The purpose of this site is to act as central resource, or clearinghouse, for information, schematics, images, and tech tips on the Collins 30K series of transmitters. Many have been very generous over the last year, sharing tech information, scans of Collins docs, and service information with me, and this is my effort to give back to the 30K community. Thanks to John Dilk K2TQN efforts, the story of my 30K-1 station appeared in John’s “Vintage Radio” column in QST during late 2007. Since that time, I’ve been sent numerous images, photos, and stories from other hams about the 30K series. You can view the complete story at

W1UJR StationOne of the greatest challenges I faced with the restoration of my 30K-1, and now with the 30K-4, is the lack of information. I felt collecting all this information which has been graciously shared with me, would be helpful to other 30K owners, and hams. Unfortunately much information have been lost over the preceding 60 years since the first 30K rolled off the line at Collins Radio. This site is an effort to capture, and share, what remains.

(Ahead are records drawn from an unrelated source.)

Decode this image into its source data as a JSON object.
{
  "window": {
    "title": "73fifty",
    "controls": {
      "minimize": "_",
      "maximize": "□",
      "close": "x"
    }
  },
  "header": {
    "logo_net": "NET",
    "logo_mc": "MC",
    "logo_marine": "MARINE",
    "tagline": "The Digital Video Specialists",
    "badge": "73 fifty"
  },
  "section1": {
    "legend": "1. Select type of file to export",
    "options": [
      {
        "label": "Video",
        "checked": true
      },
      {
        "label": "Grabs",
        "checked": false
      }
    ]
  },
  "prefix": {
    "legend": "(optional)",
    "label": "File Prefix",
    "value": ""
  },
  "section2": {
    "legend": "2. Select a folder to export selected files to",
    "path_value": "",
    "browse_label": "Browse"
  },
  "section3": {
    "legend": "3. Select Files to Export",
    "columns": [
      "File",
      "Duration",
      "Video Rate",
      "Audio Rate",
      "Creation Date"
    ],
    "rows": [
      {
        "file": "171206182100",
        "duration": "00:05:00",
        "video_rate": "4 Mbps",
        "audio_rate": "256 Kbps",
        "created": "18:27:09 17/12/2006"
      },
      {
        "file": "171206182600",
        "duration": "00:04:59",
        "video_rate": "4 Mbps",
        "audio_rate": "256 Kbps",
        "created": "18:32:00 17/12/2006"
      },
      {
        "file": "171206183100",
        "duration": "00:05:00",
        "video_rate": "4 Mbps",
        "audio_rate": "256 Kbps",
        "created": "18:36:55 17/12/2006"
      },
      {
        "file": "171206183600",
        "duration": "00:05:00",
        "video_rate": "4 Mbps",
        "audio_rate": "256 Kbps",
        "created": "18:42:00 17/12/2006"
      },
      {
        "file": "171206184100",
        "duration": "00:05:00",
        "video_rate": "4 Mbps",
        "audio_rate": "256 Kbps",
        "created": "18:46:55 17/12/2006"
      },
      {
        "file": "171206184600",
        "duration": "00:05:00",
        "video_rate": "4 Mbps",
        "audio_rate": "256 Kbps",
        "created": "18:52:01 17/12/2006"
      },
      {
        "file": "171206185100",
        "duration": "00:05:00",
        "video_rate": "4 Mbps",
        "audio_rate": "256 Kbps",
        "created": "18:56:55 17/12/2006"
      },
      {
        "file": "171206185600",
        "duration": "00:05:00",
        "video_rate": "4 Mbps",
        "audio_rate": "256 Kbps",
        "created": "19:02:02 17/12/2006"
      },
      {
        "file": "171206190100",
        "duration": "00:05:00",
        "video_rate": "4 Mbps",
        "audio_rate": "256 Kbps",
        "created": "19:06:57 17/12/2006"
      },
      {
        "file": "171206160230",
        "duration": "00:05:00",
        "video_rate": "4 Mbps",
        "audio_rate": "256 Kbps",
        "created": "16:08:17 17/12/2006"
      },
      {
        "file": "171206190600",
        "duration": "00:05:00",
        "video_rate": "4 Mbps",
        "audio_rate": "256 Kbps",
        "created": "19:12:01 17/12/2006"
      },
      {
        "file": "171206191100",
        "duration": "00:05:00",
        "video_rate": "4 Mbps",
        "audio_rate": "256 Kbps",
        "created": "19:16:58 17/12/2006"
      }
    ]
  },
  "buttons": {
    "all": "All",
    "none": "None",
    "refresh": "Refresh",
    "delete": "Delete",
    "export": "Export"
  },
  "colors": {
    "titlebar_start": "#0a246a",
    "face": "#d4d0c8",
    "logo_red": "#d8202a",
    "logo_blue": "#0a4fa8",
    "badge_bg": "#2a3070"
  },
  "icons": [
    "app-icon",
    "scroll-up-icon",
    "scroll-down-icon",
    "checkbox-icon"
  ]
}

Let me begin with a few words about the 30K series. I have been a Collins fan since I was first licensed in the 1990s, but really fell in love with the 30K when I viewed one at the home of a fellow ham who owned the commercial version of the 30K-1, known as a 30K-5. Very similar in design, the 30K-4 and 5 are commercial models offering two discreet tank circuits for rapid frequency changes but lack the band switching arrangement of the 30K-1.

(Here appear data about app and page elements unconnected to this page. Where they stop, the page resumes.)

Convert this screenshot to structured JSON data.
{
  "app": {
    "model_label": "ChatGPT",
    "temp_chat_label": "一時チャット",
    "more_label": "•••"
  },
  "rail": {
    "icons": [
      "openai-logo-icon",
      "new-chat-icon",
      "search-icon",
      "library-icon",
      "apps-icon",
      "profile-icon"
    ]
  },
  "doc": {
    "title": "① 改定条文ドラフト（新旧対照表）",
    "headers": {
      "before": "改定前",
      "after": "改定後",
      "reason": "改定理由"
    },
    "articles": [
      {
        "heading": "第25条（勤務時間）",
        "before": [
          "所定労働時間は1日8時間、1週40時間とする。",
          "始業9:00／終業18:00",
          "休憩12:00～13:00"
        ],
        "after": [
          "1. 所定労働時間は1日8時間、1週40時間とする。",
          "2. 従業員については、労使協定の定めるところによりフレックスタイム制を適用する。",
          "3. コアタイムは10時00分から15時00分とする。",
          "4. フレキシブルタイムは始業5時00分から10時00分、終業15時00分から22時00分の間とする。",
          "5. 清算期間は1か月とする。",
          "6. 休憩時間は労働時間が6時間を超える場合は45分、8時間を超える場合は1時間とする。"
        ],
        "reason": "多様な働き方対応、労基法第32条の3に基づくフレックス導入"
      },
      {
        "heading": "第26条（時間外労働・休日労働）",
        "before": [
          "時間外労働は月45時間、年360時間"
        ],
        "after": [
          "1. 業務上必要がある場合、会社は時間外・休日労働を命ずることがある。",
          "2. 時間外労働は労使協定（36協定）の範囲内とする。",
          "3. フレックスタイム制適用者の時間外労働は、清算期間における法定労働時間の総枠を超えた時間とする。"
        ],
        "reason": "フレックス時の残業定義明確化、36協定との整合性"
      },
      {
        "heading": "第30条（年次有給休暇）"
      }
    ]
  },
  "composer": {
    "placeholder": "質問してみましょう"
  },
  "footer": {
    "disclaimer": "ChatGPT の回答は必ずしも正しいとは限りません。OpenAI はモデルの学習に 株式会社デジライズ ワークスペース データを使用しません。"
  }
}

The 30K series was designed by Collins engineer Warren Bruene in 1945 and was first offered for sale the following year. It was, in some way, a “Hail Mary Pass” for Collins as the war contacts were drying up, and yet amateur radio operation was still banned during wartime. Collins forecast a pent up demand from the return of GIs from the war, and with the elimination of the wartime ban on amateur operation, hoped the 30K would fill the gap. Sales were somewhat limited as the 1946 cost of the 30K-1 transmitter and 310A exciter was $1450, the equivalent to approximately $15,000 in today’s dollars. According to Jay Miller’s, KK5IM, excellent publication, “The Pocket Guide to Collins Amateur Radio Equipment 1946-1980”, less than 100 of the 30K-1 are known to have been built, and few survive today, making the 30K-1 series a rare bird indeed. Less accurate records exist on the commercial variants, suffice to say they are not at all common.

Visually, the 30K transmitter series are most impressive to behold, housed in a cabinet 5 ½ feet tall, finished in black wrinkle paint, and weighing over 350lbs, this is a big transmitter! The design of the unit is pure art deco; vertical and horizontal chrome accent strips, a large window for viewing the 4-125 final tube, and a most impressive meter panel at the top of the cabinet, also housed behind glass. Looking every inch a serious transmitter, the 30K is of robust construction along the lines of commercial broadcast gear. Emission modes are CW and Fone (AM), with the plate input power given as 500 watts on CW, and 375 watts on AM. The 30K-1 offered coverage from 80 to 10 meters using two plug-in output coils. With a tube compliment of 11 tubes in the transmitter, and 10 tubes in the 310A exciter, the 30K station as much a delight to operate, as it is to look at.

In closing, my thanks to those who have taken the time to send in photos, scans, stories, or to share their experiences over the years, please feel free to contact me or forward information which you feel may be of value or interest to other 30K owners.

73 Bruce W1UJR